Data excerpts =>
········
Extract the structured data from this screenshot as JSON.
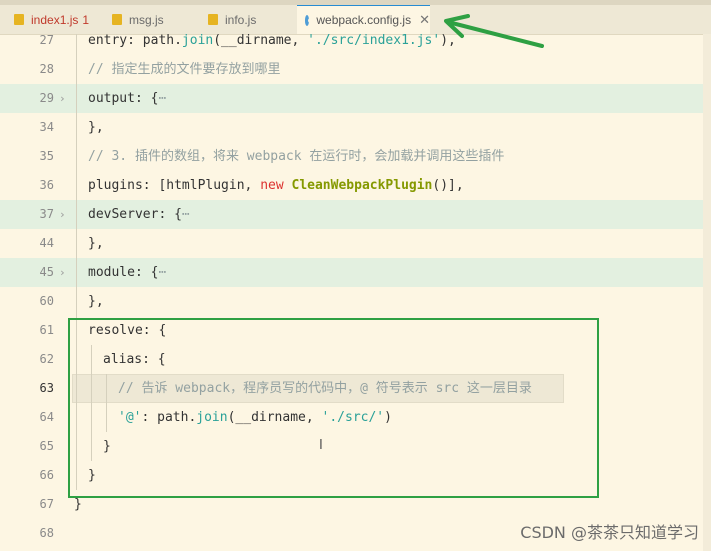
{
  "tabs": [
    {
      "label": "index1.js",
      "count": "1"
    },
    {
      "label": "msg.js"
    },
    {
      "label": "info.js"
    },
    {
      "label": "webpack.config.js",
      "close": "✕"
    }
  ],
  "lines": [
    {
      "num": "27",
      "t": [
        "entry: path.",
        "join",
        "(__dirname, ",
        "'./src/index1.js'",
        "),"
      ]
    },
    {
      "num": "28",
      "t": [
        "// 指定生成的文件要存放到哪里"
      ]
    },
    {
      "num": "29",
      "fold": "›",
      "t": [
        "output: {",
        "⋯"
      ]
    },
    {
      "num": "34",
      "t": [
        "},"
      ]
    },
    {
      "num": "35",
      "t": [
        "// 3. 插件的数组，将来 webpack 在运行时，会加载并调用这些插件"
      ]
    },
    {
      "num": "36",
      "t": [
        "plugins: [htmlPlugin, ",
        "new",
        " ",
        "CleanWebpackPlugin",
        "()],"
      ]
    },
    {
      "num": "37",
      "fold": "›",
      "t": [
        "devServer: {",
        "⋯"
      ]
    },
    {
      "num": "44",
      "t": [
        "},"
      ]
    },
    {
      "num": "45",
      "fold": "›",
      "t": [
        "module: {",
        "⋯"
      ]
    },
    {
      "num": "60",
      "t": [
        "},"
      ]
    },
    {
      "num": "61",
      "t": [
        "resolve: {"
      ]
    },
    {
      "num": "62",
      "t": [
        "alias: {"
      ]
    },
    {
      "num": "63",
      "t": [
        "// 告诉 webpack，程序员写的代码中，@ 符号表示 src 这一层目录"
      ]
    },
    {
      "num": "64",
      "t": [
        "'@'",
        ": path.",
        "join",
        "(__dirname, ",
        "'./src/'",
        ")"
      ]
    },
    {
      "num": "65",
      "t": [
        "}"
      ]
    },
    {
      "num": "66",
      "t": [
        "}"
      ]
    },
    {
      "num": "67",
      "t": [
        "}"
      ]
    },
    {
      "num": "68",
      "t": [
        ""
      ]
    }
  ],
  "cursor_glyph": "I",
  "watermark": "CSDN @茶茶只知道学习"
}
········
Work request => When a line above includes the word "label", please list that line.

Response =>
      "label": "index1.js",
      "label": "msg.js"
      "label": "info.js"
      "label": "webpack.config.js",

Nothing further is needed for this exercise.